“The market is still, for the most part, in the fear mode, but as traders consume more economic data fallout, the hit to the real economy should become more apparent. Then the market will get steered by data, not opinions, or the herd mentality," Stephen Innes of AxiCorp said in a commentary.
Overnight, U.S. stocks recovered some of their losses from earlier weeks, though a warning signal of recession in the bond market was still flashing red. and oil tumbled on worries about weakened demand. The S&P 500 rose 0.7%, to 3,248.92. The Dow Jones Industrial Average picked up 0.5%, to 28,399.81, and the Nasdaq added 1.3%, to 9,273.40.
Markets have been wracked by uncertainty over how much the virus will spread, how many it might kills and how long the outbreak might persist, hurting economies and corporate profits.
Some major companies have closed factories in central China, airlines have cancelled hundreds of flights and economists are cutting growth forecasts for the world’s second-largest economy.
The crisis struck just as investors believed economic growth would pick up thanks largely to interest-rate cuts and other bold actions by the Federal Reserve and other central banks around the world. A report on Monday said U.S. manufacturing returned to growth in January for the first time in six months, but many investors paid little attention because it doesn’t fully reflect all the virus concerns.
“Think about what global central bankers are thinking about now” said Emily Roland, co-chief investment strategist at John Hancock Investment Management. She imagined them saying: “Are you kidding me? We pumped so much liquidity into the economy last year, and now the yield curve is inverting again?”
The yield curve is a tool used by investors that sits in the dusty corners of the bond market. Markets don’t pay it much attention until it becomes inverted, a relatively rare occurrence that happens when short-term Treasurys offer higher yields than longer-term Treasurys. An albeit imperfect rule of thumb says a recession may be a year or so away when the three-month Treasury’s yield is higher than a 10-year Treasury’s.
On Tuesday, the three-month yield was at 1.55%, above the 1.54% yield of the 10-year, which itself rose from 1.51% late Friday.
“Sentiment builds on sentiment, and there’s so much uncertainty right now,” Roland said. “We’re not ready to call the all-clear until we see a sustained re-acceleration not only in earnings estimates but also in the economic data.”
In the U.S. stock market, gains were relatively widespread on Monday with two stocks rising for every one falling.

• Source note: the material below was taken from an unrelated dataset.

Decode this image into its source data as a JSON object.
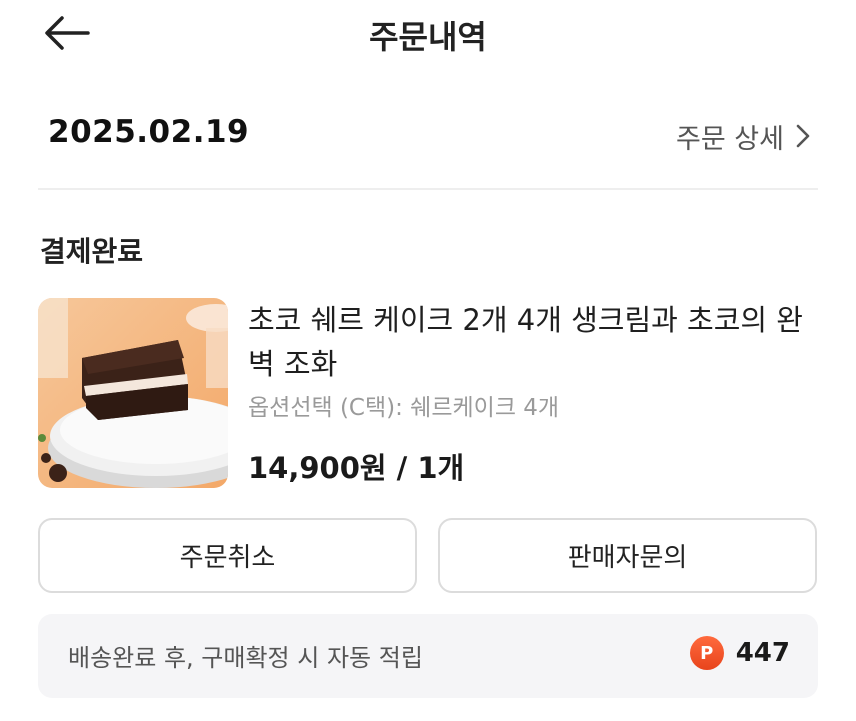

But nearly a quarter of the gain for the S&P 500 came from just two stocks: Microsoft and Google’s parent company, Alphabet.

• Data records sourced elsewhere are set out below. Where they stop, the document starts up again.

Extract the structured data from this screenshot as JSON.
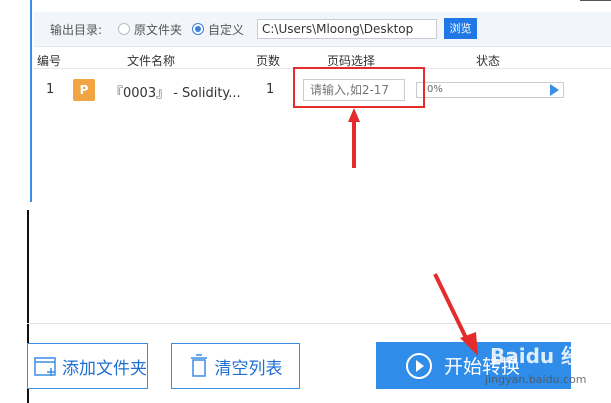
{
  "output": {
    "label": "输出目录:",
    "option_original": "原文件夹",
    "option_custom": "自定义",
    "selected": "自定义",
    "path_value": "C:\\Users\\Mloong\\Desktop",
    "browse_label": "浏览"
  },
  "table": {
    "headers": [
      "编号",
      "文件名称",
      "页数",
      "页码选择",
      "状态"
    ],
    "rows": [
      {
        "index": "1",
        "file_icon_letter": "P",
        "file_name": "『0003』 - Solidity...",
        "pages": "1",
        "page_select_placeholder": "请输入,如2-17",
        "status_progress": "0%"
      }
    ]
  },
  "buttons": {
    "add_folder": "添加文件夹",
    "clear_list": "清空列表",
    "start": "开始转换"
  },
  "watermark": {
    "text": "Baidu 经验",
    "url": "jingyan.baidu.com"
  },
  "colors": {
    "accent": "#1f78e6",
    "annotation_red": "#e52b2b",
    "file_icon": "#f0a443"
  }
}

These two, along with other tech behemoths, have increasingly been driving the market as the top five stocks in the S&P 500 account for roughly 18% of the index by market value. Alphabet will report its latest quarterly reports after markets close on Monday, while Microsoft reported much stronger-than-expected earnings last week.
Nike jumped 3.9% to help drive Dow Jones Industrial Average higher as investors continue to try to handicap how much its earnings will be hurt by the virus. It had dropped more than the rest of the market in earlier weeks because it depends on China not only to help make its shoes and athletic products but also to buy them. Nearly 18% of its revenue last quarter came from China.
Benchmark U.S. crude gained 52 cents to $50.63 per barrel in electronic trading on the New York Mercantile Exchange. It tumbled $1.45, or 2.8%, on Monday to settle at $50.11 per barrel on worries about demand. It had been above $63 toward the start of the year, before the virus outbreak. Brent crude, the international standard, added 45 cents to $54.90 per barrel. It fell $2.17, or 3.8%, to settle at $54.45 per barrel overnight.
In currency trading, the dollar rose to 108.87 Japanese yen from 108.69 yen. The euro was flat at $1.1061.
AP Business Writer Stan Choe contributed.